But one is never sure about ‘happy.’ In Old English, the word of old Roman
‘beatus,’ or ‘felix,’ was ‘silly.’ ‘Happy,' as per explicature, merely refers
to things that ‘happen’. And yes, accidents just happen to happen (The
implicature chain for 'silly,' incidentally, seems to be as follows: ‘silly’--
happy -- blessed -- pious -- innocent -- harmless -- pitiable -- weak --
feeble in mind, lacking in reason, foolish.
Helm is right in cautiously using ‘MAY.' For surely we need more details of
what kind of ‘accident’ it was with Toby, however 'hard-to-control' he was.
Falling from a horse, as any horse rider should know may be due to
(a) the *rider*’s foolishness.
(b) the *horse*’s foolishness, or
(c) none of the above
– which complicates things in terms of Powers's intended implicature. The fact
that Powers uses ‘hard-to-control, granted, seem to implicate, and rather
blatantly, too, that Powers thinks the burden lies on a rather ‘foolish’

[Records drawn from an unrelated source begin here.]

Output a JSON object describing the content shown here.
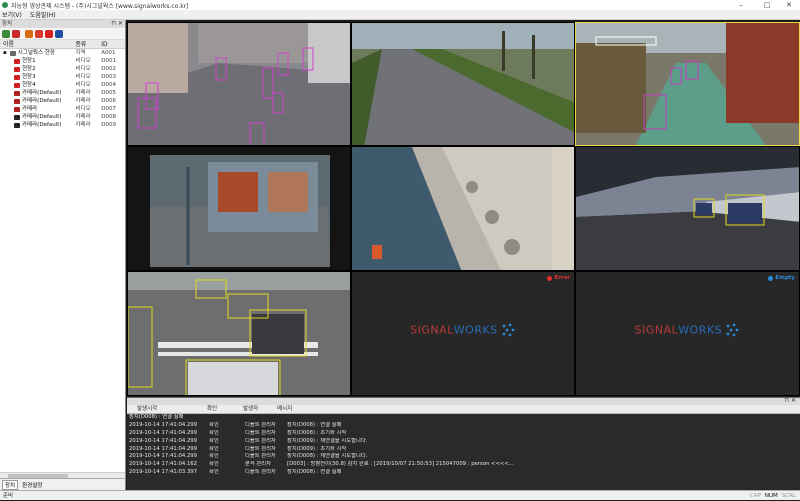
{
  "window": {
    "title": "지능형 영상관제 시스템 - (주)시그널웍스 [www.signalworks.co.kr]",
    "minimize": "–",
    "maximize": "□",
    "close": "✕"
  },
  "menu": [
    "보기(V)",
    "도움말(H)"
  ],
  "device_panel": {
    "title": "장치",
    "pin": "⊓ ✕",
    "toolbar_colors": [
      "#3a8a3a",
      "#c82828",
      "#d86a10",
      "#d83a2a",
      "#d82020",
      "#1f4fa0"
    ],
    "columns": {
      "name": "이름",
      "kind": "종류",
      "id": "ID"
    },
    "items": [
      {
        "name": "시그널웍스 현장",
        "kind": "지역",
        "id": "A001",
        "icon_color": "#666666"
      },
      {
        "name": "현장1",
        "kind": "비디오",
        "id": "D001",
        "icon_color": "#d32020"
      },
      {
        "name": "현장2",
        "kind": "비디오",
        "id": "D002",
        "icon_color": "#d32020"
      },
      {
        "name": "현장3",
        "kind": "비디오",
        "id": "D003",
        "icon_color": "#d32020"
      },
      {
        "name": "현장4",
        "kind": "비디오",
        "id": "D004",
        "icon_color": "#d32020"
      },
      {
        "name": "카메라(Default)",
        "kind": "카메라",
        "id": "D005",
        "icon_color": "#b02020"
      },
      {
        "name": "카메라(Default)",
        "kind": "카메라",
        "id": "D006",
        "icon_color": "#b02020"
      },
      {
        "name": "카메라",
        "kind": "비디오",
        "id": "D007",
        "icon_color": "#b02020"
      },
      {
        "name": "카메라(Default)",
        "kind": "카메라",
        "id": "D008",
        "icon_color": "#222222"
      },
      {
        "name": "카메라(Default)",
        "kind": "카메라",
        "id": "D009",
        "icon_color": "#222222"
      }
    ],
    "tabs": [
      "장치",
      "환경설정"
    ]
  },
  "video_grid": {
    "cells": [
      {
        "name": "camera-1-street",
        "selected": false
      },
      {
        "name": "camera-2-path",
        "selected": false
      },
      {
        "name": "camera-3-sidewalk",
        "selected": true
      },
      {
        "name": "camera-4-storefront",
        "selected": false
      },
      {
        "name": "camera-5-seawall",
        "selected": false
      },
      {
        "name": "camera-6-highway",
        "selected": false
      },
      {
        "name": "camera-7-intersection",
        "selected": false
      }
    ],
    "logo_cells": [
      {
        "badge": "Error",
        "badge_color": "#e43030",
        "logo_signal": "SIGNAL",
        "logo_works": "WORKS"
      },
      {
        "badge": "Empty",
        "badge_color": "#2a8ae0",
        "logo_signal": "SIGNAL",
        "logo_works": "WORKS"
      }
    ]
  },
  "events": {
    "topbar_ctrl": "⊓ ✕",
    "columns": [
      "발생시각",
      "확인",
      "발생자",
      "메시지"
    ],
    "first_row": "장치(D008) : 연결 실패",
    "rows": [
      {
        "time": "2019-10-14 17:41:04.299",
        "ack": "확인",
        "source": "디폴트 관리자",
        "message": "장치(D008) : 연결 실패"
      },
      {
        "time": "2019-10-14 17:41:04.299",
        "ack": "확인",
        "source": "디폴트 관리자",
        "message": "장치(D008) : 초기화 시작"
      },
      {
        "time": "2019-10-14 17:41:04.299",
        "ack": "확인",
        "source": "디폴트 관리자",
        "message": "장치(D009) : 재연결을 시도합니다."
      },
      {
        "time": "2019-10-14 17:41:04.299",
        "ack": "확인",
        "source": "디폴트 관리자",
        "message": "장치(D009) : 초기화 시작"
      },
      {
        "time": "2019-10-14 17:41:04.299",
        "ack": "확인",
        "source": "디폴트 관리자",
        "message": "장치(D008) : 재연결을 시도합니다."
      },
      {
        "time": "2019-10-14 17:41:04.162",
        "ack": "확인",
        "source": "분석 관리자",
        "message": "[D003] : 방향전이(30.8) 감지 완료 : [2019/10/07 21:50:53] 215047009 : person <<<<..."
      },
      {
        "time": "2019-10-14 17:41:03.397",
        "ack": "확인",
        "source": "디폴트 관리자",
        "message": "장치(D008) : 연결 실패"
      }
    ]
  },
  "status": {
    "text": "준비",
    "indicators": [
      {
        "label": "CAP",
        "on": false
      },
      {
        "label": "NUM",
        "on": true
      },
      {
        "label": "SCRL",
        "on": false
      }
    ]
  }
}
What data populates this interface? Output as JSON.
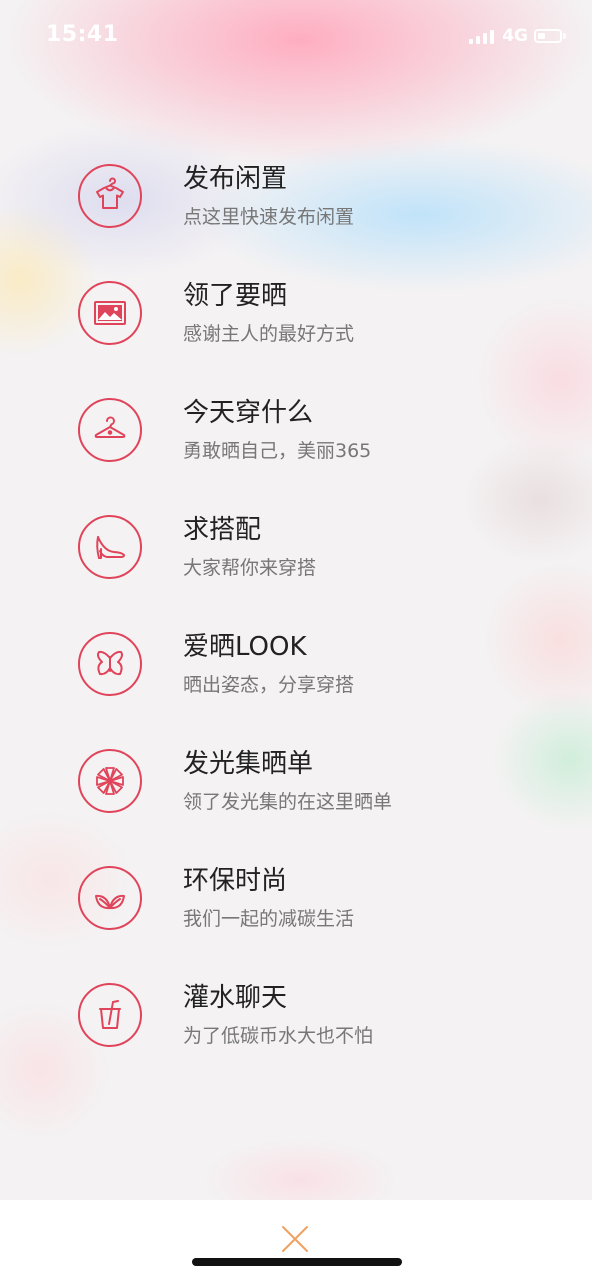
{
  "status_bar": {
    "time": "15:41",
    "network": "4G",
    "battery_level": 0.35
  },
  "menu": {
    "accent_color": "#e0445a",
    "items": [
      {
        "title": "发布闲置",
        "subtitle": "点这里快速发布闲置",
        "icon": "tshirt-icon"
      },
      {
        "title": "领了要晒",
        "subtitle": "感谢主人的最好方式",
        "icon": "picture-icon"
      },
      {
        "title": "今天穿什么",
        "subtitle": "勇敢晒自己，美丽365",
        "icon": "hanger-icon"
      },
      {
        "title": "求搭配",
        "subtitle": "大家帮你来穿搭",
        "icon": "high-heel-icon"
      },
      {
        "title": "爱晒LOOK",
        "subtitle": "晒出姿态，分享穿搭",
        "icon": "butterfly-icon"
      },
      {
        "title": "发光集晒单",
        "subtitle": "领了发光集的在这里晒单",
        "icon": "flower-icon"
      },
      {
        "title": "环保时尚",
        "subtitle": "我们一起的减碳生活",
        "icon": "leaf-icon"
      },
      {
        "title": "灌水聊天",
        "subtitle": "为了低碳币水大也不怕",
        "icon": "drink-cup-icon"
      }
    ]
  },
  "bottom_bar": {
    "close_icon": "close-icon",
    "close_color": "#f0a060"
  }
}
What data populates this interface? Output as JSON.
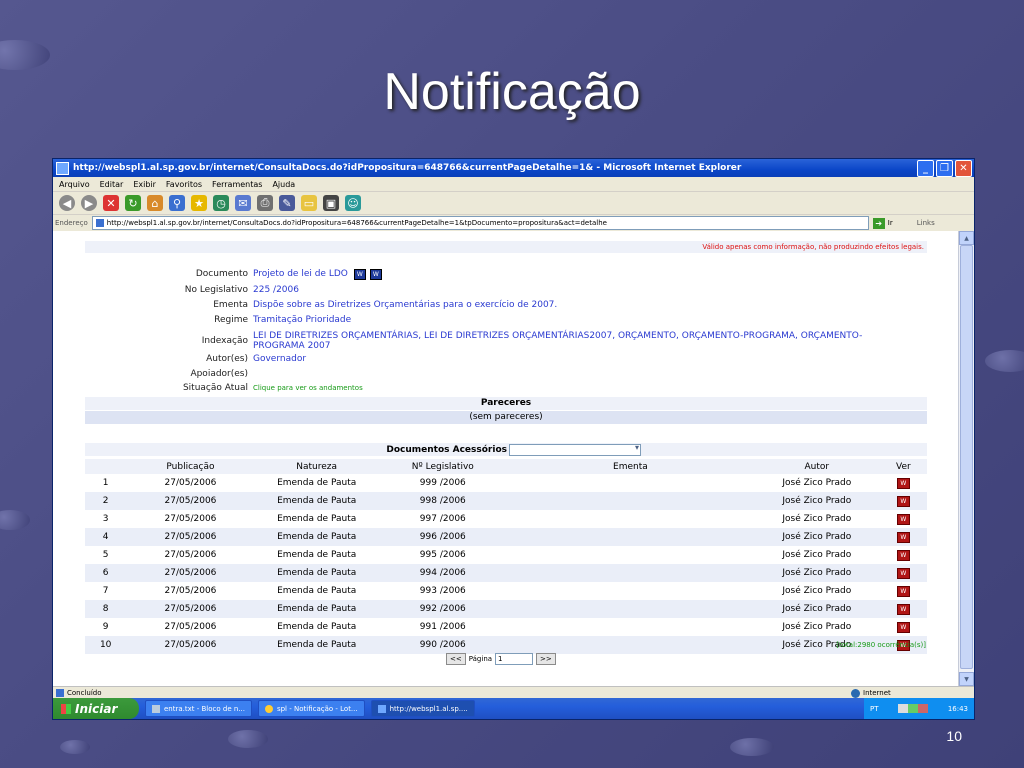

But please note that ‘hard’ to control is quite different from IMPOSSIBLE to
control and Faulkner should be forgiven if he was looking for an *experience*.
Helm rightly notes: “Of course the primary meaning may be milder, albeit still
a bit unkind, namely that it was a happy accident that Faulkner’s death
coincided with Bleikasten’s need for “safely dead writer of important novels in
English for his doctoral thesis.”
I take Helm's "primary meaning" to mean ‘primary implicature.' But then again,
implicatures are hardly primary (Do they have ‘primary schools’ in France, by
the way? Palma should know about this).
Helm is thus referring to a further implicature chain -- so let us revise the
rather convoluted (“difficult”) syntax in Powers’s extract:
“Bleikasten’s long devotion to Faulkner began with a HAPPY [addressee: ‘happy?’
wha?] accident. [Let me explain]. In July 1962, Bleikasten was needing a safely
dead writer of important novels in English for his doctoral thesis. He was
close to committing himself to D. H. Lawrence when Faulkner happened to die
after falling from a hard-to-control horse in Virginia.”
If you think of it, Powers is also implicating (strictly, with implicatures you
do not need to use ‘may’ since an implicature is always a 'cancellable' thing)
that D. H. Lawrence is totally ‘minor’ compared to Faulkner (and not just in
Helm: “One gathers that Powers does not like Faulkner nearly as much as
Bleikasten did, and would not be unhappy if a reader [or addressee] of his
review happens to think that he (Powers, not Bleikasten) does indeed consider
Faulkner’s fall from the horse as constituting, by itself, a happy accident.”
Finally, Powers is also implicating that we need to revisit Aristotle’s rather
silly conceptual analysis of ‘accident’! (“If an ‘accident’ is something that
happens – all accidents are happy – “Metaphysics -- The Middle Book – Geary’s
free translation from the Arabic).
NB: On June 17, 1962, Faulkner suffered a serious injury in a fall from his
horse, which led to thrombosis. He suffered a fatal heart attack on July 6,
1962, at the age of 64 at Wright's Sanatorium in Byhalia, Mississippi.
NB2. ‘silly,’ from Old English gesælig "happy," (related to sæl "happiness"),
from Germanic sæligas (source also of Norse sæll "happy," Saxon salig, Dutch
salich, Old German salig, selig, and Gothic sels.